A special level of respect is required of those who are above the age of 60 in Brazil, according to the country’s legislation. The law requires that all enterprises and government entities provide prompt and preferential service to those over the age of 60.
By 2050, it is estimated that Brazil will have 64 million senior citizens living in the country, creating a number of important public policy issues to address, such as a lack of progress in implementing the National Elderly Policy, the need for Social Security Reform, and the lack of a comprehensive long-term care policy for older adults.
Early population studies on aging undertaken in Brazil, such as Projeto Epidoso (1991), Projeto Bambu (1997), and Estudo SABE (1998), are still regularly mentioned and considered foundational to the evolution of the country’s research agenda (1999). Table 1 lists some of the most important research on aging that are presently underway in Brazil.
The right to age with dignity is recognized as an essential human right in Brazil, and it is protected and promoted within the concepts of a Social State of Democratic Rights (State of Democratic Rights).
There are 3 nursing homes in the Brazil region, with two located in Brazil and one in the surrounding area.
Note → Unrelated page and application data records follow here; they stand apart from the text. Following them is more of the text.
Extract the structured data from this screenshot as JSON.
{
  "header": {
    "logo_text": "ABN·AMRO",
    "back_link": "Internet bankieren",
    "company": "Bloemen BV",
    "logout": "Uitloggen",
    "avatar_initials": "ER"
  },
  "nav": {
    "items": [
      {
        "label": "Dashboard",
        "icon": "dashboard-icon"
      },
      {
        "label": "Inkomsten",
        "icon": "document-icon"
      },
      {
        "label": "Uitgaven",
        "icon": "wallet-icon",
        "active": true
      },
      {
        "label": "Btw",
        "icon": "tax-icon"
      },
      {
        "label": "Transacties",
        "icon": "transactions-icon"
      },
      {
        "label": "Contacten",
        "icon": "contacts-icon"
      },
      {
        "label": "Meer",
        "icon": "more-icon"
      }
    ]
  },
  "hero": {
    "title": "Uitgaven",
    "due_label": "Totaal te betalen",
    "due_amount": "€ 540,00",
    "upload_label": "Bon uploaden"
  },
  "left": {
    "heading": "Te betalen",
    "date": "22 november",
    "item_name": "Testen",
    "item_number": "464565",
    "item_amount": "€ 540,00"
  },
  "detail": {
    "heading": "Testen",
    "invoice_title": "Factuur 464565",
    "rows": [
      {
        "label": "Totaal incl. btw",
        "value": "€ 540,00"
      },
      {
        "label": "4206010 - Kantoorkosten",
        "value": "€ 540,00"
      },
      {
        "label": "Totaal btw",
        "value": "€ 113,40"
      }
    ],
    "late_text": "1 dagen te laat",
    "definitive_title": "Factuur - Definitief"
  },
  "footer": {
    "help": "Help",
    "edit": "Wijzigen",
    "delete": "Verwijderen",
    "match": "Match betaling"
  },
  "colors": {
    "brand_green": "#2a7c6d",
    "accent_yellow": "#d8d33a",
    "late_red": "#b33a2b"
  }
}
Browse the 1 review below for nursing homes in Brazil to get a better idea of what to expect throughout your search. Nursing facilities in Brazil are often rated 5.0 out of 5 stars by its residents. Caring.com has aided thousands of families in their search for high-quality eldercare.
Elder care is the medical specialty that is dedicated to the treatment of elderly people. Geriatrics is a field of study that may be pursued by physicians, nurses, pharmacists, social workers, mental health experts, and a variety of other health professions.
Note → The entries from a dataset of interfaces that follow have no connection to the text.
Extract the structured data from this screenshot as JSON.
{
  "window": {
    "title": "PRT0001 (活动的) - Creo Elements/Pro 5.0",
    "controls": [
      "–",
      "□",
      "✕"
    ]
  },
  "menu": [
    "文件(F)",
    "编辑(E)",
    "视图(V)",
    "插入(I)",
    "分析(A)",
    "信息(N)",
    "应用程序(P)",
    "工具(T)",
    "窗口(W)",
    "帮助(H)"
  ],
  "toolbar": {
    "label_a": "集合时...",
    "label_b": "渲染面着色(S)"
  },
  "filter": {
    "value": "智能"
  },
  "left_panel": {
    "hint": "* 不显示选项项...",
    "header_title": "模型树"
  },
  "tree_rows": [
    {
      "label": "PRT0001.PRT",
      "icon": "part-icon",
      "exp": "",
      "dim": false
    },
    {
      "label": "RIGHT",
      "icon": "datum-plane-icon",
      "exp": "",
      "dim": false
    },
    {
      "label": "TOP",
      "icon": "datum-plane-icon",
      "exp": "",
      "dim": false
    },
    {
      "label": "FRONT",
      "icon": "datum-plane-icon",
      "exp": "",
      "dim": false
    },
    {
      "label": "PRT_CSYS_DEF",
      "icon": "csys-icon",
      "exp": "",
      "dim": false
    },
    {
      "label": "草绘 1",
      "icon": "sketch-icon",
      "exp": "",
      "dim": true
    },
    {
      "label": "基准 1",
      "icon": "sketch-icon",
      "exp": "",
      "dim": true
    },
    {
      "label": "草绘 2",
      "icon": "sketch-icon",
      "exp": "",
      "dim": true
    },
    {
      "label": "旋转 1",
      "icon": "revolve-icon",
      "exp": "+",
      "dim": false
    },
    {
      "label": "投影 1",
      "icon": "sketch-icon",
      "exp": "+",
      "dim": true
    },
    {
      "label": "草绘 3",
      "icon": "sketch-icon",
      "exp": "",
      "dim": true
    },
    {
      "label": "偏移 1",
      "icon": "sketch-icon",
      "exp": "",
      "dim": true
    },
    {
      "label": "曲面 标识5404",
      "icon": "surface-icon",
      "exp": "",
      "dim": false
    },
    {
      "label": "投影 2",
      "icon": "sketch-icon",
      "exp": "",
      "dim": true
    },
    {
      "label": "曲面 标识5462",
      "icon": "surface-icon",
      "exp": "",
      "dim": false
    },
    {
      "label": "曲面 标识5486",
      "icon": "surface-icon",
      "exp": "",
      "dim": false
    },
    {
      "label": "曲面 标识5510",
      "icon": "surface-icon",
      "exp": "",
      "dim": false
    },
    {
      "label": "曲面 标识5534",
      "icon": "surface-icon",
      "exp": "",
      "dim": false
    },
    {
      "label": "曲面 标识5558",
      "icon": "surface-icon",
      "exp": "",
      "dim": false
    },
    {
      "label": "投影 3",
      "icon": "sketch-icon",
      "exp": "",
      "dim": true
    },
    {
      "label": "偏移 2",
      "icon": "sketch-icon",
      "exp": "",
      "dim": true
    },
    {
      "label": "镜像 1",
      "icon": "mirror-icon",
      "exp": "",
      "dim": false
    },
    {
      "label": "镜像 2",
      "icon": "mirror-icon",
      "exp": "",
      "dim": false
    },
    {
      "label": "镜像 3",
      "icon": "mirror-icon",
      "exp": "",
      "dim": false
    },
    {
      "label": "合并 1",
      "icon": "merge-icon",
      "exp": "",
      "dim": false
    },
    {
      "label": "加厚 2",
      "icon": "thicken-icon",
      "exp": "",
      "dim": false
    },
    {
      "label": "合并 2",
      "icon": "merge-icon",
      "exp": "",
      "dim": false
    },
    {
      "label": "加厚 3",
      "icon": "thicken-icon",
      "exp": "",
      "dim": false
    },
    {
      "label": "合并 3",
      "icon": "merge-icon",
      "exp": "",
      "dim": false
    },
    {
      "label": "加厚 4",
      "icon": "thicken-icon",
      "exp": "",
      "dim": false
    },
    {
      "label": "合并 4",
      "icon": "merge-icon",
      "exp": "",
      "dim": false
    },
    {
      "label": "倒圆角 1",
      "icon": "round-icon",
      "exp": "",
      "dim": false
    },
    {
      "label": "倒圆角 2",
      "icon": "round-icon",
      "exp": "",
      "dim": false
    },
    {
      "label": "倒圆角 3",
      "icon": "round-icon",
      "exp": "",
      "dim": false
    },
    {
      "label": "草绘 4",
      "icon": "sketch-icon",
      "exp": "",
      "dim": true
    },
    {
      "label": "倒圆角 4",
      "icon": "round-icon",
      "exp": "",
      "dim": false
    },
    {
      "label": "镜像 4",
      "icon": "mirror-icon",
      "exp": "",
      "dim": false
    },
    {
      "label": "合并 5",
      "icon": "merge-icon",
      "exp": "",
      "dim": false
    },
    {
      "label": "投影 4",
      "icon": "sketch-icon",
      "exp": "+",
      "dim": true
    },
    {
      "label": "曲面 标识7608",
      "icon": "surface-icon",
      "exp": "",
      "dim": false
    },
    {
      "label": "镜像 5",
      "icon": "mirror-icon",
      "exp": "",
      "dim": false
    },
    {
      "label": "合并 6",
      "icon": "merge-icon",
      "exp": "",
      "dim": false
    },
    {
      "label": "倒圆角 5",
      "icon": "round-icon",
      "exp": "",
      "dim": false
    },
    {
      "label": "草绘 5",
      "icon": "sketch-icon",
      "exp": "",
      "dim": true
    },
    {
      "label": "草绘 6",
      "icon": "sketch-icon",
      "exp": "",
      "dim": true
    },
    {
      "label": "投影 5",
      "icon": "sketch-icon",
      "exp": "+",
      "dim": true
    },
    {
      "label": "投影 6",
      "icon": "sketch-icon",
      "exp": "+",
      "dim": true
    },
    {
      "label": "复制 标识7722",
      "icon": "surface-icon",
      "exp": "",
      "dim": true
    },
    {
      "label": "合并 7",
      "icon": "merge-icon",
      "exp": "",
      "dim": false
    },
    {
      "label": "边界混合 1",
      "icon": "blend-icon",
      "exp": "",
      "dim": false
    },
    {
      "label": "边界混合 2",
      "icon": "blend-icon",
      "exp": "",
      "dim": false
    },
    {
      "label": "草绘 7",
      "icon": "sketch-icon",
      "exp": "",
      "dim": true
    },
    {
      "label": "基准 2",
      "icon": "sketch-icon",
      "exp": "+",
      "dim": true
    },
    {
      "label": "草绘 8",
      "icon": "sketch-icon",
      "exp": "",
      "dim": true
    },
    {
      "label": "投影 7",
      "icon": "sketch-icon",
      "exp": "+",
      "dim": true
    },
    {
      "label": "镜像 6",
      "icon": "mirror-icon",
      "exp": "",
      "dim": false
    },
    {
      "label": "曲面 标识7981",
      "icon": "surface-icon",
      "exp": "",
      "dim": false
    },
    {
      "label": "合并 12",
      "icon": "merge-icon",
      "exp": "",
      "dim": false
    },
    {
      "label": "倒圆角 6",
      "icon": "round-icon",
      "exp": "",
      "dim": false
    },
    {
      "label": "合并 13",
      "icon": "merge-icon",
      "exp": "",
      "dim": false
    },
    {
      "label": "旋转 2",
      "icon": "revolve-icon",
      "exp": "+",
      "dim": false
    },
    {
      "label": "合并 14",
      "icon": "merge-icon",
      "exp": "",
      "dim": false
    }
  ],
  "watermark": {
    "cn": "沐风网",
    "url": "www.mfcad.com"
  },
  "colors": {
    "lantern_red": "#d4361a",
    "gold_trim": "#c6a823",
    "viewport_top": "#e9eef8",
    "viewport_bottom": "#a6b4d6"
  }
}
Switzerland In the report’s authors’ opinion, Switzerland is the finest place to live in if you’re 60 or older because of the country’s laws and initiatives that support older people’ health and an enabling environment.
According to the IBGE (2014a), the national population in 1950 consisted of 2.6 million seniors, accounting for around 4.9 percent of the total population. By 2020, the old population will have grown to 30.1 million people, accounting for around 14.3 percent of the total population.
Despite the fact that Brazil just officially became a ″aging″ society in 2012, the proportion of its population aged 65 and older is expected to more than treble by 2050, thanks to increased life expectancy and decreased birth rates. Because Brazil’s population is still relatively young, the issue of aging has not yet piqued the public’s attention on a widespread scale.
Gerontologists are not medical doctors in the traditional sense. These professions are either gerontology specialists or professionals from a variety of other areas, ranging from dentistry and psychology to nursing and social work, who study and may obtain certification in the topic of gerontology.
German public health insurance covers the majority of the population, including the elderly, who are covered by a universal health care system. Employees with incomes over a specific threshold, as well as certain other groups, have the option to purchase private insurance.